Music photography is a heavily saturated industry. With many emerging photographers happy to shoot for free to have their name associated with musicians, it has become very difficult to make a living by specializing in music. But there are a few pioneers who have risen amongst this heightened competition; this is the story of renowned music photographer Kana Waiwaiku.
Andreas H. Bitesnich is one of the world's most renowned fine art nude photographers, with work published and exhibited internationally for the last 25 years. His images carry a signature style and a simple aesthetic that combines beauty and form. Recently, Bitesnich created a photography tutorial that delves into how he achieves his incredible looks. That wealth of knowledge is now available to the Fstoppers community.
Yesterday (1st November) saw the release of the first episode of Nigel Barker’s new show in conjunction with Adorama – entitled Top Photographer. Released as a web series through Adorama’s YouTube channel, this is the first, 25-minute episode, and you can watch it right here!
Photography is a craft almost everyone indulges in at one time or another. For some, it’s a weekend hobby. For others, it’s a full-time affair. Either way, photographers are forever debating amongst themselves whether or not it’s a wise career choice. Should we attempt to forge a career from something we enjoy so much or save it for our own pleasure? When finances become a factor, it can alter the way we think about our photography. Here’s why it’s so important to allocate time for personal projects and the ways in which I keep myself just as passionate about photography as I was when I first started out.

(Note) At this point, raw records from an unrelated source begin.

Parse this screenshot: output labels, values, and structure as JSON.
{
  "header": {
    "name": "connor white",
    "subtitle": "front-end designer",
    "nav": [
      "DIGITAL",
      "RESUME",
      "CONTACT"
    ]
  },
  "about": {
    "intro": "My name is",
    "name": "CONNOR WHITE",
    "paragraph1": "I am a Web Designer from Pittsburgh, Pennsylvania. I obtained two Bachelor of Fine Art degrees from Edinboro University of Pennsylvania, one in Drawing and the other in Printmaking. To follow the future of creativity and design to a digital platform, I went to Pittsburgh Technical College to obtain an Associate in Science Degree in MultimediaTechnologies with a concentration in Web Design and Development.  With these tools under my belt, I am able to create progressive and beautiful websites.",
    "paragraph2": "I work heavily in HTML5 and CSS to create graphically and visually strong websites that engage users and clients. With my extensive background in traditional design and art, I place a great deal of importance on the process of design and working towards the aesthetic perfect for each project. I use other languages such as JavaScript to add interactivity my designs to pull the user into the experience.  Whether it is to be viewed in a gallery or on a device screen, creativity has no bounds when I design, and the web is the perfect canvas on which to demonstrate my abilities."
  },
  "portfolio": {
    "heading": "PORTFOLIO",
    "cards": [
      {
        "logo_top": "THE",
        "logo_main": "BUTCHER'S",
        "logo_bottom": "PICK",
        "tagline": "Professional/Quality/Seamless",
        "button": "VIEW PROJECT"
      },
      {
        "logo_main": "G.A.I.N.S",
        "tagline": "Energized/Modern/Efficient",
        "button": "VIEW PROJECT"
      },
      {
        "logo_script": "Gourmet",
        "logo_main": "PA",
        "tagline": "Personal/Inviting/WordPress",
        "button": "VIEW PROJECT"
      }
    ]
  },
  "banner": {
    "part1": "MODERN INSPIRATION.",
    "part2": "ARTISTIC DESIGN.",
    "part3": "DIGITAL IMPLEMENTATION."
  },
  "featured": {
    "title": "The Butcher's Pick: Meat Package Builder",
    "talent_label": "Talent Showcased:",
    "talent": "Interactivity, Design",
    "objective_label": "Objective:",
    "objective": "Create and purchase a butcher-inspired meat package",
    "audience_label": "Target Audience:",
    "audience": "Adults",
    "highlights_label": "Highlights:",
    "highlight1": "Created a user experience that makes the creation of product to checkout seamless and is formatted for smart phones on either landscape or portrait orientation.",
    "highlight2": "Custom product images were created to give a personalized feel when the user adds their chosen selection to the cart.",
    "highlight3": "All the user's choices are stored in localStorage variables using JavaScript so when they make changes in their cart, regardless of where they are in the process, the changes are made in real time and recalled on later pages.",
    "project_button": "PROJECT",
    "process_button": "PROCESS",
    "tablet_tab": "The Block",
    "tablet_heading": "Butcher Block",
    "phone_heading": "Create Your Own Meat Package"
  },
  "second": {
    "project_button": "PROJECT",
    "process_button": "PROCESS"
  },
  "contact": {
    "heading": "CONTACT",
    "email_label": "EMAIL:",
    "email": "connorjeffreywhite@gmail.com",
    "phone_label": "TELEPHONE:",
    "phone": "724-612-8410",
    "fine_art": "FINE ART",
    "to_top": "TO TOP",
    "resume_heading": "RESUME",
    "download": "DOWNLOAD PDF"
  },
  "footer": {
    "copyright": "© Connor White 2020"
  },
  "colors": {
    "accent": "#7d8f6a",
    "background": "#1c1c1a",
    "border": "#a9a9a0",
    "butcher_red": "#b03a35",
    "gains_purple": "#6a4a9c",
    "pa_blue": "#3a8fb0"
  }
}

Probably the most difficult challenge in photographing children is garnering genuine and happy expressions from them. If you routinely photograph children, chances are you’ve found yourself on a few occasions in the company of a bored or uncooperative little one, with a parent just out of frame screaming: “Smile! Smile! No, not like that!” Every fall, my favorite tactic to virtually guarantee happy expressions is to make use of all those leaves that have fallen to the ground.
In the history of modern portraiture, few images have stuck in the collective consciousness of the photography world as firmly as the "Afghan Girl" portrait by Steve McCurry. The photo, taken in 1984 in the Nasir Bagh refugee camp, has become a lasting portrayal of innocence in a heartbreaking circumstance, as relevant today as it was over 30 years ago.

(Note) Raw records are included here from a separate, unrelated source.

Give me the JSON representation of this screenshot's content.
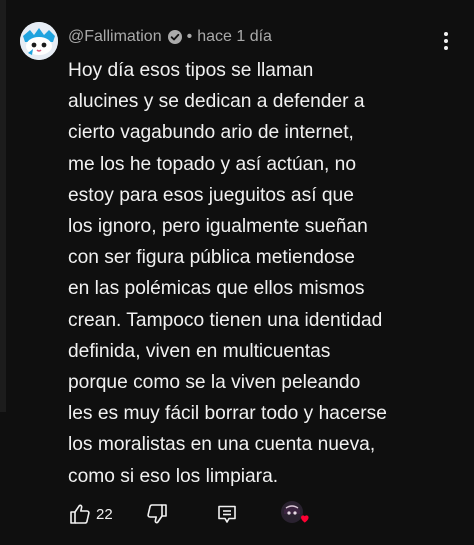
{
  "comment": {
    "author": "@Fallimation",
    "separator": "•",
    "timestamp": "hace 1 día",
    "text": "Hoy día esos tipos se llaman\nalucines y se dedican a defender a\ncierto vagabundo ario de internet,\nme los he topado y así actúan, no\nestoy para esos jueguitos así que\nlos ignoro, pero igualmente sueñan\ncon ser figura pública metiendose\nen las polémicas que ellos mismos\ncrean. Tampoco tienen una identidad\ndefinida, viven en multicuentas\nporque como se la viven peleando\nles es muy fácil borrar todo y hacerse\nlos moralistas en una cuenta nueva,\ncomo si eso los limpiara.",
    "like_count": "22"
  },
  "icons": {
    "author_avatar": "avatar-icon",
    "verified": "verified-check-icon",
    "more": "more-vertical-icon",
    "like": "thumbs-up-icon",
    "dislike": "thumbs-down-icon",
    "reply": "reply-icon",
    "creator_heart": "creator-heart-icon"
  },
  "colors": {
    "background": "#0f0f0f",
    "text": "#f1f1f1",
    "secondary_text": "#aaaaaa",
    "heart": "#ff0033"
  }
}
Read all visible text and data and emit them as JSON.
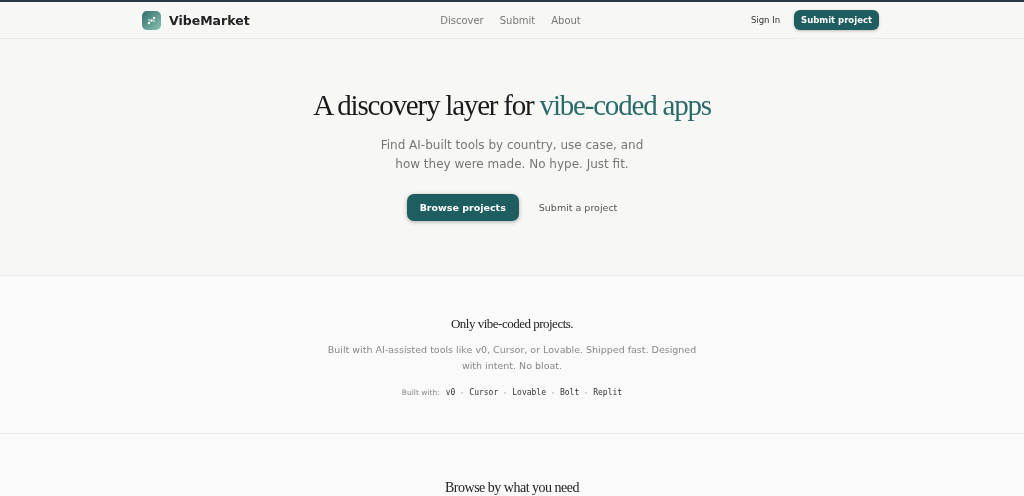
{
  "header": {
    "brand": "VibeMarket",
    "nav": [
      {
        "label": "Discover"
      },
      {
        "label": "Submit"
      },
      {
        "label": "About"
      }
    ],
    "sign_in": "Sign In",
    "submit_button": "Submit project"
  },
  "hero": {
    "title": "A discovery layer for",
    "title_accent": "vibe-coded apps",
    "subtitle": "Find AI-built tools by country, use case, and how they were made. No hype. Just fit.",
    "primary_button": "Browse projects",
    "secondary_link": "Submit a project"
  },
  "about": {
    "heading": "Only vibe-coded projects.",
    "text": "Built with AI-assisted tools like v0, Cursor, or Lovable. Shipped fast. Designed with intent. No bloat.",
    "built_with_label": "Built with:",
    "tools": [
      "v0",
      "Cursor",
      "Lovable",
      "Bolt",
      "Replit"
    ]
  },
  "browse": {
    "heading": "Browse by what you need"
  }
}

Here's the truth. Until recently, I thought professionals using mirrorless cameras were a joke. I grew up in the days of film. Got my hands dirty in the darkroom. Had a Canon A1 and F1 in my camera collection, plus learned on others like a Pentax 35mm as well. Feeling the weight of the camera in my hands and hearing the sound of the mirror slap was part of the joy of photography for me. Pun entirely intended.